It was an almost miraculous sight to watch the Blue Angels approach Smyrna Airport on June 6, 2019 following a fly over of downtown Nashville that marked the 75th anniversary of the D-Day invasion in true patriotic fashion. The boys in blue could now turn their attention to prepping for their much anticipated upcoming weekend appearance at the Great Tennessee Air Show.
The Blue Angels arrive in Smyrna for the 2019 edition of the Great Tennessee Air Show.
The last time these high flying heroes were here disaster had struck. On June 2, 2016, at the age of 32, Marine Captain Jeff Kuss, Blue Angel #6, lost his life in the Town of Smyrna during a tragic in-flight accident while training for the event. The air show flew on that Spring despite immense sadness and sorrow. Soon, Rutherford Country residents began the healing process with prayer services to help with the region-wide sense of loss. Further community efforts resulted in the building of a spectacular monument in memory of the fallen pilot. Three years ago – lots of tears were shed for the accomplished serviceman.
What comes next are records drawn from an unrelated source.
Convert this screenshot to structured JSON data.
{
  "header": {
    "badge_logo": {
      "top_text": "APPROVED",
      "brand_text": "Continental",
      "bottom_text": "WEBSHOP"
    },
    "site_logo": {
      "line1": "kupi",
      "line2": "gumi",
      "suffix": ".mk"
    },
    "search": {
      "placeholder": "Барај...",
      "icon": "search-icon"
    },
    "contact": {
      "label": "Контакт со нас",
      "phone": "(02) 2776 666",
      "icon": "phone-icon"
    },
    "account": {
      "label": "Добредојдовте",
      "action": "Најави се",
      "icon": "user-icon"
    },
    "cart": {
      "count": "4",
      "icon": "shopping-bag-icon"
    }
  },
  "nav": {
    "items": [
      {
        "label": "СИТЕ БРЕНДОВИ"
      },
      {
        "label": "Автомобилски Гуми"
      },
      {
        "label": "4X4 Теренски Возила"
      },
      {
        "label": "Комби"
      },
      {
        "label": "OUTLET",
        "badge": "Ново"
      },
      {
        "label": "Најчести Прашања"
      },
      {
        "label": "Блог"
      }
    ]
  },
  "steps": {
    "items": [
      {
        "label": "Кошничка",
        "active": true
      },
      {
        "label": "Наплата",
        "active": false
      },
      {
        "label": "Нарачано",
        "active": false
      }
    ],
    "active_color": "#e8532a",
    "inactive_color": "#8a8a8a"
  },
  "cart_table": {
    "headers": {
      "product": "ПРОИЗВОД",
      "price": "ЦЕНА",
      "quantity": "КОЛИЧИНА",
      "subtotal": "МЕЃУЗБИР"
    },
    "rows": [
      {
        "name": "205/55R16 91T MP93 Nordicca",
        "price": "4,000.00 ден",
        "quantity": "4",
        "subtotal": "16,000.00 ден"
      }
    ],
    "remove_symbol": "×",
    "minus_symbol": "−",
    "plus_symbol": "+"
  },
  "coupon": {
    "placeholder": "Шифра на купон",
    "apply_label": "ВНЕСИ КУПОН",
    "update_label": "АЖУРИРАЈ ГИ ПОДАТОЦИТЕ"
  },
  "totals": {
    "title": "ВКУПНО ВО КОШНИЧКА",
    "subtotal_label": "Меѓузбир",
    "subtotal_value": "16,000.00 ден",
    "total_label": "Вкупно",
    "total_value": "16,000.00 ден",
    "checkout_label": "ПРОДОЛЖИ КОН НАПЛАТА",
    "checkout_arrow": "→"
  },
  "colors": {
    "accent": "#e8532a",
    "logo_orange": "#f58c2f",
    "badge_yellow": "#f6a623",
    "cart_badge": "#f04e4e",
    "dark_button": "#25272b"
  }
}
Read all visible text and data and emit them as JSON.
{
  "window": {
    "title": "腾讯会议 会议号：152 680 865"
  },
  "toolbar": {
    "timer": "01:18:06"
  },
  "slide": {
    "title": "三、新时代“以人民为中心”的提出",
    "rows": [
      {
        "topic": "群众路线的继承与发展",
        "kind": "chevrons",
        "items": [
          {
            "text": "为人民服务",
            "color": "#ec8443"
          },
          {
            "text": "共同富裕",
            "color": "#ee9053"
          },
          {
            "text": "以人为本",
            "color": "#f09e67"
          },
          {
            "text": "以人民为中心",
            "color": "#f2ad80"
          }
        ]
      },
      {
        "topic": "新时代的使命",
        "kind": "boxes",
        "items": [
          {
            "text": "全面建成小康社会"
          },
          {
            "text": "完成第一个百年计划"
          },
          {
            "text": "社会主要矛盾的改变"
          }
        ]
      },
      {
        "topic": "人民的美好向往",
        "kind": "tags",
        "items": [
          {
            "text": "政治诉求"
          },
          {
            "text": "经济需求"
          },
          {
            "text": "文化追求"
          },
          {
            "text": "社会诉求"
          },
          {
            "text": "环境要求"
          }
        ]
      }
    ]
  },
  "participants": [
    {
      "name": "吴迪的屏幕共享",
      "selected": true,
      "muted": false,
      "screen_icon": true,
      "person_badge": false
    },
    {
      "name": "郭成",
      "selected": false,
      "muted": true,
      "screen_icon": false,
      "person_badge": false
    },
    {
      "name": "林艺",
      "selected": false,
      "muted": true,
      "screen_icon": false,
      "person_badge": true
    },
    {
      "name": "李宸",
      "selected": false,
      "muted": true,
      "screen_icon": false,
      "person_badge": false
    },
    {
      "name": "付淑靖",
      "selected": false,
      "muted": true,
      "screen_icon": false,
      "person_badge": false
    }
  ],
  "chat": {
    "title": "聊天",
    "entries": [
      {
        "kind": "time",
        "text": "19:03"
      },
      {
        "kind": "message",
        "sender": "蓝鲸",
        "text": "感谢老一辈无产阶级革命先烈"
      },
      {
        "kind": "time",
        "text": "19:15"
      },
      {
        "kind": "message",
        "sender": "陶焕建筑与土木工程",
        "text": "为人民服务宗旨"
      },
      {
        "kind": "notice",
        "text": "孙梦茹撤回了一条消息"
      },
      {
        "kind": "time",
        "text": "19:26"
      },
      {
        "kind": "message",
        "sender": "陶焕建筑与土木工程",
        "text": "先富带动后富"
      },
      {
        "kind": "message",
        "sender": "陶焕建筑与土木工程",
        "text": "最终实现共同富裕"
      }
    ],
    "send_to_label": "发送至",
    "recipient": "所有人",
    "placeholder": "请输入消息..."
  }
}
The Blue Angels put their immense skill on display over the skies of Mid-Tenn.
As the jets and their navigators arrived on Thursday there was plenty of concern as the sky was the one forecast to do plenty of crying on Saturday and Sunday with a near 100% chance of rainfall predicted for the performance days. On Day 1, the Blue Angels had to conduct a modified and shortened low cloud showcase, but they did fly in between several rain delays that soaked the thousands of spectators who were gathered just off of the Sam Ridley Parkway.
More unforgettable scenes from the Great Tennessee Air Show.
On Day 2, nature complied even as its own creation refused to be shown up by the mechanical birds. A precocious Blue Heron literally got the proceedings off to a flying start by conducting a flyby of the airstrip. Once it became clear that the U.S. Navy Leap Frogs wouldn’t be able to open the show with their parachuting exhibition due to low clouds the blue bird made a return pass before handing the flying off to the humans and their mesmerizing machines. The rain stayed away for most of the day except for a brief cloudburst that delayed proceedings by about 15 minutes. The announcer made it a point to say “you folks must be living right” because there were several downpours visible in proximity to “the stage” all day long. Clearly, prayers were being answered. The flyers took to the sky shortly after 3 p.m. in their matching F/A-18 Hornets and proceeded to deliver what experts on the ground called their “high show” that seemingly pushed the jets and their pilots to the limit.
Even more unforgettable scenes from the Great Tennessee Air Show.
The elite Navy pilots were the stars of the show but a Naval-themed Virtual Reality (VR) attraction was a popular activity and savvy recruiting tool for the Armed Services branch of the United States Military. The Blue Angels thrilled with their version of a fleur-de-lis and precision maneuvers that had them flying over the crowd sometimes upside down at speeds up to 700 miles per hour. Other favorites included the talents of Team Oracle’s Acrobatic Pilot Sean D. Tucker and the Geico Skytypers. Static displays featured an authentically restored original 1937 American Airlines DC-3 known as the Spirit of Detroit, as well as an Air Force T-28A, Navy T-28C and Eagleville Soaring Club Gliders.
Things were pointing in the right direction all weekend long for the famous Blue Angels.
“This year’s airshow was another great success,” said John Black, Executive Director of the Smyrna Airport to press post event. “In between a few passing showers, all of our world class performers were able to fly, and the U.S. Navy Blue Angels were absolutely phenomenal. We are also happy to have Nissan as the presenting sponsor and Second Harvest Food Bank as our charity partner. The weekend gave youth a rare opportunity to be up close and personal with aviation.”
Smyrna town dignitaries greet the Blue Angles on their return to Tennessee.
Related Links: For more information on the BLUE ANGLES and the other organizations mentioned please visit the following links — U.S. Navy Blue Angels | Capt. Jeff Kuss USMC Memorial | Great Tennessee Air Show